But let us return now to the question that originally prompted this discussion. Shall we be Cartesian realists, or antirealists, or practical realists, or something else altogether? Evangelicals are nowadays somewhat sharply divided on this question. On the other hand, many other evangelicals—particularly those whose expertise is in theology and the humanities—would prefer to temper this epistemic optimism. These seem to be the two options on the table at this point. But scholars who are more skeptical will argue that mathematical and logical operations like “1 + 1 = 2” appear to be special cases, having to do with things native to the mind rather than with the external world.
Let us consider each in turn. According to the antirealists, who take their cue from Nietzsche, “reality” is nothing other than an invention of human culture. There is no “real world” behind our perceptions because the concepts of “real” and “world” are themselves linguistic products of culturally conditioned viewpoints. Hence the label antirealists. To be sure, most antirealists would concede that there is “something out there” behind our perceptions (they are ontological realists), but when it comes to our knowledge of that something, they are epistemological antirealists because, in their view, all truth claims lie embedded within a matrix of cultural fiction.
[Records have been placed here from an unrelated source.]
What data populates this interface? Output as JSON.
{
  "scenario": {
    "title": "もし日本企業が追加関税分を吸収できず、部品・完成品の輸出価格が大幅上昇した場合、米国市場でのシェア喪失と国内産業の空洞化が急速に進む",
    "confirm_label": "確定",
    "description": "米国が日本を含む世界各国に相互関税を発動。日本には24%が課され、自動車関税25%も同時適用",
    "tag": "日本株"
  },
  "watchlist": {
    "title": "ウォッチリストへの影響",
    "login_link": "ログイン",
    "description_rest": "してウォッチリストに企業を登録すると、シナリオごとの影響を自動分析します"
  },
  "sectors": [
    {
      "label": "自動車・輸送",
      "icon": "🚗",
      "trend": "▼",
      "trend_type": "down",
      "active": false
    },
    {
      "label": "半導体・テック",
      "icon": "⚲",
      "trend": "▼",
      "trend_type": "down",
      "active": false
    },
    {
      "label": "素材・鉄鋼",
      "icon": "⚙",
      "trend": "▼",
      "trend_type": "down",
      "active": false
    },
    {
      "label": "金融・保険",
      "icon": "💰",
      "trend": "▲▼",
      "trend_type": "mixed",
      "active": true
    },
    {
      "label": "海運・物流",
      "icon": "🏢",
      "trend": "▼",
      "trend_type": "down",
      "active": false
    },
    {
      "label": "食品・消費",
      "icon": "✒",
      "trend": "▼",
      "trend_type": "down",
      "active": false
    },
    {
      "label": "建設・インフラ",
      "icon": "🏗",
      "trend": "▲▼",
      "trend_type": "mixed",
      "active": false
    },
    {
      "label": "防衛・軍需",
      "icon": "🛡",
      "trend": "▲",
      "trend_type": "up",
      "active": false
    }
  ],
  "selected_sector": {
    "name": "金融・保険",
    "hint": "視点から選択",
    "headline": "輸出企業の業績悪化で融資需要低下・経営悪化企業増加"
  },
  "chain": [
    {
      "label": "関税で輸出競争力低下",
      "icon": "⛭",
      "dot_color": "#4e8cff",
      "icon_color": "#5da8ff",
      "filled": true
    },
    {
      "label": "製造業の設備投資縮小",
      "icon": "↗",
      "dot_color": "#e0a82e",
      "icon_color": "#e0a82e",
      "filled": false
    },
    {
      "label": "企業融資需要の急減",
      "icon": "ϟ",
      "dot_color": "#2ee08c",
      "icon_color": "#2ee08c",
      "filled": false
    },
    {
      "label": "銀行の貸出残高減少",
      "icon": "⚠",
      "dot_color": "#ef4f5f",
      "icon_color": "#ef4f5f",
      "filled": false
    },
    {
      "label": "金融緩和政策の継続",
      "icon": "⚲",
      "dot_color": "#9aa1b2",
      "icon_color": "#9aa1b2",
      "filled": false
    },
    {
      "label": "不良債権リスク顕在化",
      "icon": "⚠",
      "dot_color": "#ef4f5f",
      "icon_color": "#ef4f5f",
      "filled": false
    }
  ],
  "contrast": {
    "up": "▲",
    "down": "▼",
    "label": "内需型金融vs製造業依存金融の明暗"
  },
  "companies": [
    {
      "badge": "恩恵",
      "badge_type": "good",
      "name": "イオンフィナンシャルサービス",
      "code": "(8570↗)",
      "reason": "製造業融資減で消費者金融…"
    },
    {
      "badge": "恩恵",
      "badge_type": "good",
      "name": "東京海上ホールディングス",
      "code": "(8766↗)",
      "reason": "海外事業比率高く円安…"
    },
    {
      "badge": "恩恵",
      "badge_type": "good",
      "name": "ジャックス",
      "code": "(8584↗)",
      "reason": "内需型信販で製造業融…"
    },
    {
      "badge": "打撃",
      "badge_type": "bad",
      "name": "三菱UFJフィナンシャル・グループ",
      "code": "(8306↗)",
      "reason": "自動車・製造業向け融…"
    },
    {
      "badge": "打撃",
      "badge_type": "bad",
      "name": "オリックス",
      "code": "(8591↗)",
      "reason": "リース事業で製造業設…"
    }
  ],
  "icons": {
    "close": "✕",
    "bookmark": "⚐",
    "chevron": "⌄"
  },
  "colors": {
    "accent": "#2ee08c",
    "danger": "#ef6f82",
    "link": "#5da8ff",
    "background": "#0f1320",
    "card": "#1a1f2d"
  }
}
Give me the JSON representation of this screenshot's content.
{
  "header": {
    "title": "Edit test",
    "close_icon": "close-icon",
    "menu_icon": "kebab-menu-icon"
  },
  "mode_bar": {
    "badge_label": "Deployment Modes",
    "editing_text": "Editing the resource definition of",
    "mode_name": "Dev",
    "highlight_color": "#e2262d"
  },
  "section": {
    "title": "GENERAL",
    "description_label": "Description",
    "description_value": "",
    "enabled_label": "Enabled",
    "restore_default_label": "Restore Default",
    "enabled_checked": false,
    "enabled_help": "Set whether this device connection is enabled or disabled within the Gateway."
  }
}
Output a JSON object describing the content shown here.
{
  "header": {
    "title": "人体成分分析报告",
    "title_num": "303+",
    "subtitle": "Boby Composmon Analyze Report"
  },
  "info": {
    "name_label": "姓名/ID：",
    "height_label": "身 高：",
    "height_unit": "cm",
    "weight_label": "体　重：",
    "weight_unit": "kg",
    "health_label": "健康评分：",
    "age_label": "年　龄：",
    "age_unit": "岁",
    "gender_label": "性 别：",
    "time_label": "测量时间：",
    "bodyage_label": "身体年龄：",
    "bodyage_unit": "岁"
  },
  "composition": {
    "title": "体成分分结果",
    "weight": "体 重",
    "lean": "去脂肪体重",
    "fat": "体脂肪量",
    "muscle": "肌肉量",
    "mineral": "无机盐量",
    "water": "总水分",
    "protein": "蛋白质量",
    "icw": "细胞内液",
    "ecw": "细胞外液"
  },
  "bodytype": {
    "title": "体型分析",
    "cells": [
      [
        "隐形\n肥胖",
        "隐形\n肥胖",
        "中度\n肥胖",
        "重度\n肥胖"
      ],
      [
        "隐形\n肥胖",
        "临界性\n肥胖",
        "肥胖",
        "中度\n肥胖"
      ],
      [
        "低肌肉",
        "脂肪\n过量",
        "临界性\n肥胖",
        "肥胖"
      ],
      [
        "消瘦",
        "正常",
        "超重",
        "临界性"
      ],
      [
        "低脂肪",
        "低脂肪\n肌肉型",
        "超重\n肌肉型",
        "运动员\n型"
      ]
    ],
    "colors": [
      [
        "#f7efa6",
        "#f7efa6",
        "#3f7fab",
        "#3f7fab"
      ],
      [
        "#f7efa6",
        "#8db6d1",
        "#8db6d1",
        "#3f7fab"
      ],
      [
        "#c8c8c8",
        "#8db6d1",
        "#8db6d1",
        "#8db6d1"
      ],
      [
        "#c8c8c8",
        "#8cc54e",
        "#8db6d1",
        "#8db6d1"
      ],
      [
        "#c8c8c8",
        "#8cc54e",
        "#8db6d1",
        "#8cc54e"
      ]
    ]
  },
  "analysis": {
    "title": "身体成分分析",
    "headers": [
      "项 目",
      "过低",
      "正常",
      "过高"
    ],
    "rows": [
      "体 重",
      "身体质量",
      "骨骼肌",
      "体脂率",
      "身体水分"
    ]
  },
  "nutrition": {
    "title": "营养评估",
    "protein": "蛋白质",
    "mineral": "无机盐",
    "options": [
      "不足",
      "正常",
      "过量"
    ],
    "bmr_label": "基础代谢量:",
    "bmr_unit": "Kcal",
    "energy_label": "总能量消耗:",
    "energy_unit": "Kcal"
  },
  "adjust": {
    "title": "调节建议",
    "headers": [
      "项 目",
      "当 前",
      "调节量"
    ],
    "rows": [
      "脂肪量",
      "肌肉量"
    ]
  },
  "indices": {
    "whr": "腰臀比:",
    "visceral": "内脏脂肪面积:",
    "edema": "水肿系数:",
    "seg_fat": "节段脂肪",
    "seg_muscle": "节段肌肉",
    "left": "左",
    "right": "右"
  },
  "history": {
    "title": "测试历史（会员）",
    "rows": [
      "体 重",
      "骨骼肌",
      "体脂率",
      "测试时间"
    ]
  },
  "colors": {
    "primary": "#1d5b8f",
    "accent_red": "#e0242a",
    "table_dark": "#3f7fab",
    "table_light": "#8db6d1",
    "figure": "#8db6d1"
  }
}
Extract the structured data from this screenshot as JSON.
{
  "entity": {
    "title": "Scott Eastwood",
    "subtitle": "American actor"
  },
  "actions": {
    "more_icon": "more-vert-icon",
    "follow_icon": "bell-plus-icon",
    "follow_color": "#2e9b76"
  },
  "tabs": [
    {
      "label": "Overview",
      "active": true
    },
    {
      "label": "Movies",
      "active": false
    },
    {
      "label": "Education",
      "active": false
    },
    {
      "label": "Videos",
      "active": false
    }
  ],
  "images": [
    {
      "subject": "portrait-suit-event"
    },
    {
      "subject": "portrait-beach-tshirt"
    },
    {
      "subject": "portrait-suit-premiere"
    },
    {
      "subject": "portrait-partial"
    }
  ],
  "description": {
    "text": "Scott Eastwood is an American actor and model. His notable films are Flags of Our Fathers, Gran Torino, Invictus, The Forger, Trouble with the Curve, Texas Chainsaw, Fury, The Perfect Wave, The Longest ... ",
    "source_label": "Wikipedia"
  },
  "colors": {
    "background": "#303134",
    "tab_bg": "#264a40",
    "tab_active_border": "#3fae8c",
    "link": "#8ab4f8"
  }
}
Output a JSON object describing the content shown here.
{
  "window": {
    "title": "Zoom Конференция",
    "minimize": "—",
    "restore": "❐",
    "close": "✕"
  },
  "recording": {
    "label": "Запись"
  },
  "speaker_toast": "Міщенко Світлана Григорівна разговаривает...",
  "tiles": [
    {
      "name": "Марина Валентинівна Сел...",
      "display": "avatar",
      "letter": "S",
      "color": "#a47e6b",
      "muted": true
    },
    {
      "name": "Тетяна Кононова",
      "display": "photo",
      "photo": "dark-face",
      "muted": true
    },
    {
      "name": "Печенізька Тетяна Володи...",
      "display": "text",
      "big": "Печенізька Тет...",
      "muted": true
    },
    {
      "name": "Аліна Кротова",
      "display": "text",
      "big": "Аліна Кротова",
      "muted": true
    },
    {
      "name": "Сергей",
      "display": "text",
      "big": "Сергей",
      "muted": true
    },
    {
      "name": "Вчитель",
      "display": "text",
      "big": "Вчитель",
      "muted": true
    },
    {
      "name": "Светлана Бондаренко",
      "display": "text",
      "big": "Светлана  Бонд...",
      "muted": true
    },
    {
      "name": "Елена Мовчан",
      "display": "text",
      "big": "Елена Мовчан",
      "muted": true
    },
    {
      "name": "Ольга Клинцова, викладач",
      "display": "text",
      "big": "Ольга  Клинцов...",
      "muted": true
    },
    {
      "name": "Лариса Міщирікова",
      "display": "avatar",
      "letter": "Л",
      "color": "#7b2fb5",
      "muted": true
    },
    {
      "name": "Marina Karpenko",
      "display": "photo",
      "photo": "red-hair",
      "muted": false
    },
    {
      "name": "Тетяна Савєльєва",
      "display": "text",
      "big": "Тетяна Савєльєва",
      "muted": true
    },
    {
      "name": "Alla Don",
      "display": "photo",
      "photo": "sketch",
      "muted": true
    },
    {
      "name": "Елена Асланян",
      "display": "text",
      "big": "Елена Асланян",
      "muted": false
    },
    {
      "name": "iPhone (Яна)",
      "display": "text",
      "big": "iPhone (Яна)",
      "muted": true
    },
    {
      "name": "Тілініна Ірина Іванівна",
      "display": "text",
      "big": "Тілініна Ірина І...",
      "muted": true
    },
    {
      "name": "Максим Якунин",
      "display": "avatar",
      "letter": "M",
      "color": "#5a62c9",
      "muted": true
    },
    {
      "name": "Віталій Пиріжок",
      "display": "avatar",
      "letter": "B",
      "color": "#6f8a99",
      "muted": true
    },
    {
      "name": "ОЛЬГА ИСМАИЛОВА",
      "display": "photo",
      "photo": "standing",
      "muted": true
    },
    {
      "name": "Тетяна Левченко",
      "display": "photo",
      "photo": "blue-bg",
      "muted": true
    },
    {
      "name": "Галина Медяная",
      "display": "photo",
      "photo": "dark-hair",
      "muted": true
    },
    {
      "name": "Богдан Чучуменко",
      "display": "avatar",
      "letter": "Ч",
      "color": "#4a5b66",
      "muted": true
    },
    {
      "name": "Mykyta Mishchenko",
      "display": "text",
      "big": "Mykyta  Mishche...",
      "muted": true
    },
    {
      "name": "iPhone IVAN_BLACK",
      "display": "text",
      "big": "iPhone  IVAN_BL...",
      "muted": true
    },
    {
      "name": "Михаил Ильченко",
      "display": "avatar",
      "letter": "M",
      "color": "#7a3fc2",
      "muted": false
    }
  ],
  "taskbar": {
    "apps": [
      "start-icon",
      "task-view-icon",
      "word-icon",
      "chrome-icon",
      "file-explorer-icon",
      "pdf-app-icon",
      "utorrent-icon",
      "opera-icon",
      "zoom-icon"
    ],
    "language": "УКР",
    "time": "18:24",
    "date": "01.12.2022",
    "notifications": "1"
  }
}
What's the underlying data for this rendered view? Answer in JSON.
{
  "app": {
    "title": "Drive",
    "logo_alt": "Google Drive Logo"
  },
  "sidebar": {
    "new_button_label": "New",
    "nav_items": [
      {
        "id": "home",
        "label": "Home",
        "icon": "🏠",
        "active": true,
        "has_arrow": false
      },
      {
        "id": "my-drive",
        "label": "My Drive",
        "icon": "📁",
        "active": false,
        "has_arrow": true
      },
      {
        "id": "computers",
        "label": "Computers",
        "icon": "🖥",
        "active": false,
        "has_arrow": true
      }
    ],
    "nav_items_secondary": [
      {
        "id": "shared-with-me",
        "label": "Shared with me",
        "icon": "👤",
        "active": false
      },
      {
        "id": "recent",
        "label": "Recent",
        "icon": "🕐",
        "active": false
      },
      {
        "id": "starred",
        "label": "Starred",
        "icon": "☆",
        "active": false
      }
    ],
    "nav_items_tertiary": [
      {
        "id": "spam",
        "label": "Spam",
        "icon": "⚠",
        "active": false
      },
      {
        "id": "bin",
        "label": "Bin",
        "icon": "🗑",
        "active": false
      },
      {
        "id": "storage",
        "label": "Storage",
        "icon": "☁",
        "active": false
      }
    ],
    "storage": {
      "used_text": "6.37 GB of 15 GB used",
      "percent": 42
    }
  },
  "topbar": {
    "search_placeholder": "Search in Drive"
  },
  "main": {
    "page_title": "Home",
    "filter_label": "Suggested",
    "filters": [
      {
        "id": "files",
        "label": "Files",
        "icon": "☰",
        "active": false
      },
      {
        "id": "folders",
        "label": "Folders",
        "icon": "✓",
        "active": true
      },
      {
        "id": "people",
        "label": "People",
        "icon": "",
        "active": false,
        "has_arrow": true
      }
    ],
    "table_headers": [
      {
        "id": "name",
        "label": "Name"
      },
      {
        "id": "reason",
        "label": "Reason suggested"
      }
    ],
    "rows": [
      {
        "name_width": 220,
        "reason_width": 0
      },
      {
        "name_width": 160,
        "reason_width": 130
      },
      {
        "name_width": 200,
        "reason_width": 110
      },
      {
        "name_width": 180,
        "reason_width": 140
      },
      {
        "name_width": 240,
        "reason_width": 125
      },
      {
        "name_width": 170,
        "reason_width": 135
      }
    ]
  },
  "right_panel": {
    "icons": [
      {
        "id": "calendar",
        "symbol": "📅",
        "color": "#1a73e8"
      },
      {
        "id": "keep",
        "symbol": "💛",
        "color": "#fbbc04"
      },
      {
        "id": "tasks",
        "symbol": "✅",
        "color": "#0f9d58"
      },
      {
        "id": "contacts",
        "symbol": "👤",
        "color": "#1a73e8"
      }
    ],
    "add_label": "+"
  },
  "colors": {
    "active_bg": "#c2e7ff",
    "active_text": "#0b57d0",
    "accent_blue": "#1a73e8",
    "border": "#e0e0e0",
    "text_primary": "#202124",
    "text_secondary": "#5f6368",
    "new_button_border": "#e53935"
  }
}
Were this the whole of the Christian story, Christians would have good reasons to embrace a pretty pessimistic epistemology. We are “very good” creatures who bear the divine image (Gen. 1:27–28) and the capacity to recognize and do good things (like caring for our children). Because humanity bears the divine image, human beings provide the richest source of metaphors for conveying truths about the divine nature. To be sure, all of these images are metaphors rather than rigidly literal portraits of the divine nature.